(Beginning of Given information)
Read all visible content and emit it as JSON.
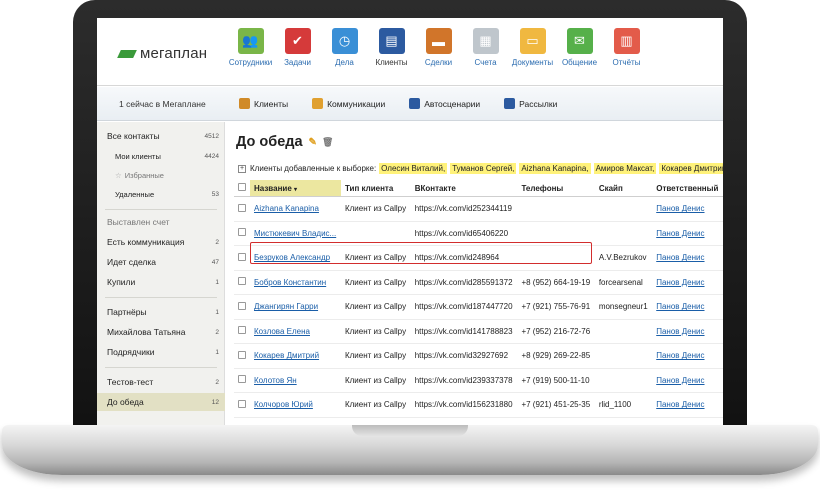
{
  "app": {
    "logo_text": "мегаплан"
  },
  "nav": [
    {
      "label": "Сотрудники",
      "icon": "people-icon",
      "color": "#7ab648"
    },
    {
      "label": "Задачи",
      "icon": "checklist-icon",
      "color": "#d53a3a"
    },
    {
      "label": "Дела",
      "icon": "clock-icon",
      "color": "#3a8fd6"
    },
    {
      "label": "Клиенты",
      "icon": "contact-book-icon",
      "color": "#2c5aa0",
      "active": true
    },
    {
      "label": "Сделки",
      "icon": "briefcase-icon",
      "color": "#d1752a"
    },
    {
      "label": "Счета",
      "icon": "invoice-icon",
      "color": "#bfc6cc"
    },
    {
      "label": "Документы",
      "icon": "folder-icon",
      "color": "#f0b840"
    },
    {
      "label": "Общение",
      "icon": "chat-icon",
      "color": "#56b04a"
    },
    {
      "label": "Отчёты",
      "icon": "report-chart-icon",
      "color": "#e35b4a"
    }
  ],
  "subbar": {
    "online": "1 сейчас в Мегаплане",
    "tabs": [
      {
        "label": "Клиенты",
        "icon": "clients-icon",
        "color": "#d08a28"
      },
      {
        "label": "Коммуникации",
        "icon": "handshake-icon",
        "color": "#e0a030"
      },
      {
        "label": "Автосценарии",
        "icon": "refresh-icon",
        "color": "#2c5aa0"
      },
      {
        "label": "Рассылки",
        "icon": "newsletter-icon",
        "color": "#2c5aa0"
      }
    ]
  },
  "sidebar": {
    "all_contacts": {
      "label": "Все контакты",
      "count": "4512"
    },
    "my_clients": {
      "label": "Мои клиенты",
      "count": "4424"
    },
    "favorites": {
      "label": "Избранные"
    },
    "deleted": {
      "label": "Удаленные",
      "count": "53"
    },
    "invoice": {
      "label": "Выставлен счет"
    },
    "communication": {
      "label": "Есть коммуникация",
      "count": "2"
    },
    "deal": {
      "label": "Идет сделка",
      "count": "47"
    },
    "bought": {
      "label": "Купили",
      "count": "1"
    },
    "partners": {
      "label": "Партнёры",
      "count": "1"
    },
    "mikhailova": {
      "label": "Михайлова Татьяна",
      "count": "2"
    },
    "contractors": {
      "label": "Подрядчики",
      "count": "1"
    },
    "test": {
      "label": "Тестов-тест",
      "count": "2"
    },
    "before_lunch": {
      "label": "До обеда",
      "count": "12"
    }
  },
  "main": {
    "title": "До обеда",
    "filter_label": "Клиенты добавленные к выборке:",
    "filter_chips": [
      "Олесин Виталий,",
      "Туманов Сергей,",
      "Aizhana Kanapina,",
      "Амиров Максат,",
      "Кокарев Дмитрий,"
    ]
  },
  "table": {
    "columns": [
      "Название",
      "Тип клиента",
      "ВКонтакте",
      "Телефоны",
      "Скайп",
      "Ответственный"
    ],
    "rows": [
      {
        "name": "Aizhana Kanapina",
        "type": "Клиент из Callpy",
        "vk": "https://vk.com/id252344119",
        "phone": "",
        "skype": "",
        "owner": "Панов Денис"
      },
      {
        "name": "Мистюкевич Владис...",
        "type": "",
        "vk": "https://vk.com/id65406220",
        "phone": "",
        "skype": "",
        "owner": "Панов Денис"
      },
      {
        "name": "Безруков Александр",
        "type": "Клиент из Callpy",
        "vk": "https://vk.com/id248964",
        "phone": "",
        "skype": "A.V.Bezrukov",
        "owner": "Панов Денис"
      },
      {
        "name": "Бобров Константин",
        "type": "Клиент из Callpy",
        "vk": "https://vk.com/id285591372",
        "phone": "+8 (952) 664-19-19",
        "skype": "forcearsenal",
        "owner": "Панов Денис"
      },
      {
        "name": "Джангирян Гарри",
        "type": "Клиент из Callpy",
        "vk": "https://vk.com/id187447720",
        "phone": "+7 (921) 755-76-91",
        "skype": "monsegneur1",
        "owner": "Панов Денис"
      },
      {
        "name": "Козлова Елена",
        "type": "Клиент из Callpy",
        "vk": "https://vk.com/id141788823",
        "phone": "+7 (952) 216-72-76",
        "skype": "",
        "owner": "Панов Денис"
      },
      {
        "name": "Кокарев Дмитрий",
        "type": "Клиент из Callpy",
        "vk": "https://vk.com/id32927692",
        "phone": "+8 (929) 269-22-85",
        "skype": "",
        "owner": "Панов Денис"
      },
      {
        "name": "Колотов Ян",
        "type": "Клиент из Callpy",
        "vk": "https://vk.com/id239337378",
        "phone": "+7 (919) 500-11-10",
        "skype": "",
        "owner": "Панов Денис"
      },
      {
        "name": "Колчоров Юрий",
        "type": "Клиент из Callpy",
        "vk": "https://vk.com/id156231880",
        "phone": "+7 (921) 451-25-35",
        "skype": "rlid_1100",
        "owner": "Панов Денис"
      }
    ]
  }
}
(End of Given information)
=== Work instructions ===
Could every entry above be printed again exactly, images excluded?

=== Exercise answer ===
Read all visible content and emit it as JSON.
{
  "app": {
    "logo_text": "мегаплан"
  },
  "nav": [
    {
      "label": "Сотрудники",
      "icon": "people-icon",
      "color": "#7ab648"
    },
    {
      "label": "Задачи",
      "icon": "checklist-icon",
      "color": "#d53a3a"
    },
    {
      "label": "Дела",
      "icon": "clock-icon",
      "color": "#3a8fd6"
    },
    {
      "label": "Клиенты",
      "icon": "contact-book-icon",
      "color": "#2c5aa0",
      "active": true
    },
    {
      "label": "Сделки",
      "icon": "briefcase-icon",
      "color": "#d1752a"
    },
    {
      "label": "Счета",
      "icon": "invoice-icon",
      "color": "#bfc6cc"
    },
    {
      "label": "Документы",
      "icon": "folder-icon",
      "color": "#f0b840"
    },
    {
      "label": "Общение",
      "icon": "chat-icon",
      "color": "#56b04a"
    },
    {
      "label": "Отчёты",
      "icon": "report-chart-icon",
      "color": "#e35b4a"
    }
  ],
  "subbar": {
    "online": "1 сейчас в Мегаплане",
    "tabs": [
      {
        "label": "Клиенты",
        "icon": "clients-icon",
        "color": "#d08a28"
      },
      {
        "label": "Коммуникации",
        "icon": "handshake-icon",
        "color": "#e0a030"
      },
      {
        "label": "Автосценарии",
        "icon": "refresh-icon",
        "color": "#2c5aa0"
      },
      {
        "label": "Рассылки",
        "icon": "newsletter-icon",
        "color": "#2c5aa0"
      }
    ]
  },
  "sidebar": {
    "all_contacts": {
      "label": "Все контакты",
      "count": "4512"
    },
    "my_clients": {
      "label": "Мои клиенты",
      "count": "4424"
    },
    "favorites": {
      "label": "Избранные"
    },
    "deleted": {
      "label": "Удаленные",
      "count": "53"
    },
    "invoice": {
      "label": "Выставлен счет"
    },
    "communication": {
      "label": "Есть коммуникация",
      "count": "2"
    },
    "deal": {
      "label": "Идет сделка",
      "count": "47"
    },
    "bought": {
      "label": "Купили",
      "count": "1"
    },
    "partners": {
      "label": "Партнёры",
      "count": "1"
    },
    "mikhailova": {
      "label": "Михайлова Татьяна",
      "count": "2"
    },
    "contractors": {
      "label": "Подрядчики",
      "count": "1"
    },
    "test": {
      "label": "Тестов-тест",
      "count": "2"
    },
    "before_lunch": {
      "label": "До обеда",
      "count": "12"
    }
  },
  "main": {
    "title": "До обеда",
    "filter_label": "Клиенты добавленные к выборке:",
    "filter_chips": [
      "Олесин Виталий,",
      "Туманов Сергей,",
      "Aizhana Kanapina,",
      "Амиров Максат,",
      "Кокарев Дмитрий,"
    ]
  },
  "table": {
    "columns": [
      "Название",
      "Тип клиента",
      "ВКонтакте",
      "Телефоны",
      "Скайп",
      "Ответственный"
    ],
    "rows": [
      {
        "name": "Aizhana Kanapina",
        "type": "Клиент из Callpy",
        "vk": "https://vk.com/id252344119",
        "phone": "",
        "skype": "",
        "owner": "Панов Денис"
      },
      {
        "name": "Мистюкевич Владис...",
        "type": "",
        "vk": "https://vk.com/id65406220",
        "phone": "",
        "skype": "",
        "owner": "Панов Денис"
      },
      {
        "name": "Безруков Александр",
        "type": "Клиент из Callpy",
        "vk": "https://vk.com/id248964",
        "phone": "",
        "skype": "A.V.Bezrukov",
        "owner": "Панов Денис"
      },
      {
        "name": "Бобров Константин",
        "type": "Клиент из Callpy",
        "vk": "https://vk.com/id285591372",
        "phone": "+8 (952) 664-19-19",
        "skype": "forcearsenal",
        "owner": "Панов Денис"
      },
      {
        "name": "Джангирян Гарри",
        "type": "Клиент из Callpy",
        "vk": "https://vk.com/id187447720",
        "phone": "+7 (921) 755-76-91",
        "skype": "monsegneur1",
        "owner": "Панов Денис"
      },
      {
        "name": "Козлова Елена",
        "type": "Клиент из Callpy",
        "vk": "https://vk.com/id141788823",
        "phone": "+7 (952) 216-72-76",
        "skype": "",
        "owner": "Панов Денис"
      },
      {
        "name": "Кокарев Дмитрий",
        "type": "Клиент из Callpy",
        "vk": "https://vk.com/id32927692",
        "phone": "+8 (929) 269-22-85",
        "skype": "",
        "owner": "Панов Денис"
      },
      {
        "name": "Колотов Ян",
        "type": "Клиент из Callpy",
        "vk": "https://vk.com/id239337378",
        "phone": "+7 (919) 500-11-10",
        "skype": "",
        "owner": "Панов Денис"
      },
      {
        "name": "Колчоров Юрий",
        "type": "Клиент из Callpy",
        "vk": "https://vk.com/id156231880",
        "phone": "+7 (921) 451-25-35",
        "skype": "rlid_1100",
        "owner": "Панов Денис"
      }
    ]
  }
}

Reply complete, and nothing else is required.